that matter" (p. 127)], the green revolution, bureaucracy, the contemporary
state, liberal democracy, economic growth ["Growth as a definition
of development has failed utterly" (p. 14)], urbanism and consumption.
In many places in the book, Starr identifies with a pre-modern vision
of locally self-sufficient village-level communalism. Her intellectual
and moral roots lie in the 19th century romantic tradition and in anarchist
intellectual currents of the same period. For Starr, "delinking"
and "relocalization" are necessary starting points for recreating
imagined utopias that draw upon rural, pre-industrial traditions. Starr
stresses the importance of conceiving political economy in terms of some
sort of "moral order" (pp. 145, 190), which is one reason that
she defends religious nationalist movements and rejects critiques that
associate rural village life with parochialism and intolerance. Her neo-traditionalist
vision reflects a longing for the return of human-scale communities in
a world that is all too centralized, rationalized, bureaucratized and
From the standpoint of devising a practical program
of social change, the drawbacks of this vision are palpable. The often
grim realities of pre-modern rural life, whether in the past or the present,
are a far cry from Starr's romanticized ideal. Starr's protestations that
religious nationalism can be reconciled with the values of tolerance and
pluralism are unconvincing given real-world evidence to the contrary.
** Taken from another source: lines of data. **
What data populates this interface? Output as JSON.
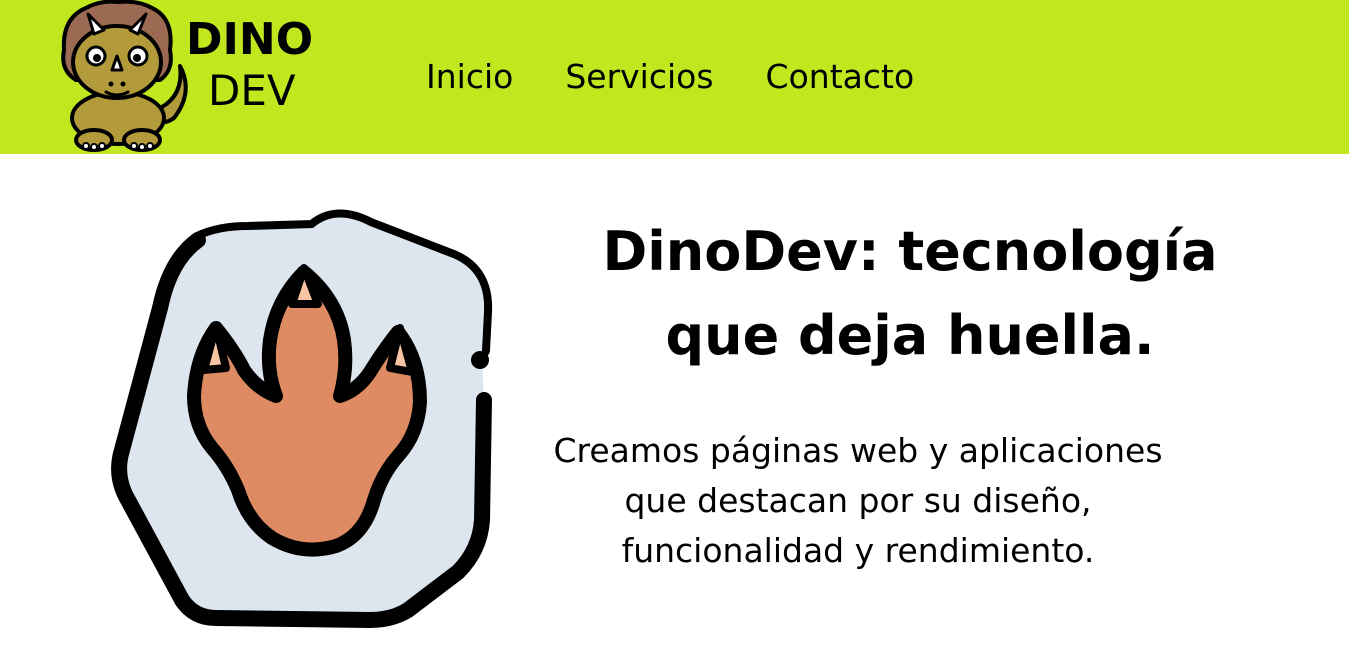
{
  "brand": {
    "logo_line1": "DINO",
    "logo_line2": "DEV",
    "logo_image": "triceratops-mascot"
  },
  "nav": {
    "items": [
      "Inicio",
      "Servicios",
      "Contacto"
    ]
  },
  "hero": {
    "title": "DinoDev: tecnología que deja huella.",
    "subtitle": "Creamos páginas web y aplicaciones que destacan por su diseño, funcionalidad y rendimiento.",
    "illustration": "dino-footprint-icon"
  },
  "colors": {
    "header_bg": "#c1e81e",
    "footprint": "#de8a63",
    "stone": "#dde6ee",
    "outline": "#000000"
  }
}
Most obviously, Starr's vision is profoundly ahistorical. There is no
going back (or forward) to a world untouched by the pervasive influence
of modernity. Nor can the process of globalization itself be reversed
or undone. While is it quite feasible to relocalize some sorts of decision-making,
"delinking" in the sense of cutting the bonds of interdependence
across communities and restoring genuine self sufficiency is untenable.
Nor is it apparent that many people would prefer this sort of world.
Starr's "back to the future" style vision
thus fails as a viable political project. Nevertheless, this yearning
for some escape from the "iron cage" of modernity is one with
which many people can identify and has provided the basis for recent post-modern
cultural and intellectual movements.
As Starr's survey demonstrates, there exist a wide
variety of sometimes clashing ideas about both strategy and goals among
the many groups and movements seeking to resist or alter the trajectory
of globalization. While this diversity robs such efforts of cohesion,
coherence and clear direction, it also contributes to a more vibrant and
inclusive grassroots politics and leaves open many options for the future.
There is no need to impose premature closure on the direction of struggle.
Pluralism is messy, confusing and unpredictable. But a decentralized,
open-ended politics makes sense under present circumstances as humanity
sorts through the uncertainties and implications of a complex process
1 An example: "The Foucauldian tug-of-war
positions his recognitions alternately as liberatory rupture of the idea
that political economy structures the rest of our social institutions,
or as merely adding, along the lines of the Frankfurt School, further
useful analyses of exactly how the structure structures" (p. 2).
2 Two other excellent books, published before the Seattle protests but covering much of the same ground, are Keck and Sikkink (1998) and Smith (1997).
3 This, in Starr's view, is a recommendation,
not a criticism. Starr herself at one point affirms the view that "There
has been a conspiracy" (p. 8).
Keck, Margaret and Kathryn Sikkink, 1998. Activists
Beyond Borders: Advocacy Networks in International Politics. Cornell:
Cornell University Press.
Smith, Jackie, 1997. Transnational Social Movements and Global Politics: Solidarity Beyond the State. Syracuse: Syracuse University Press.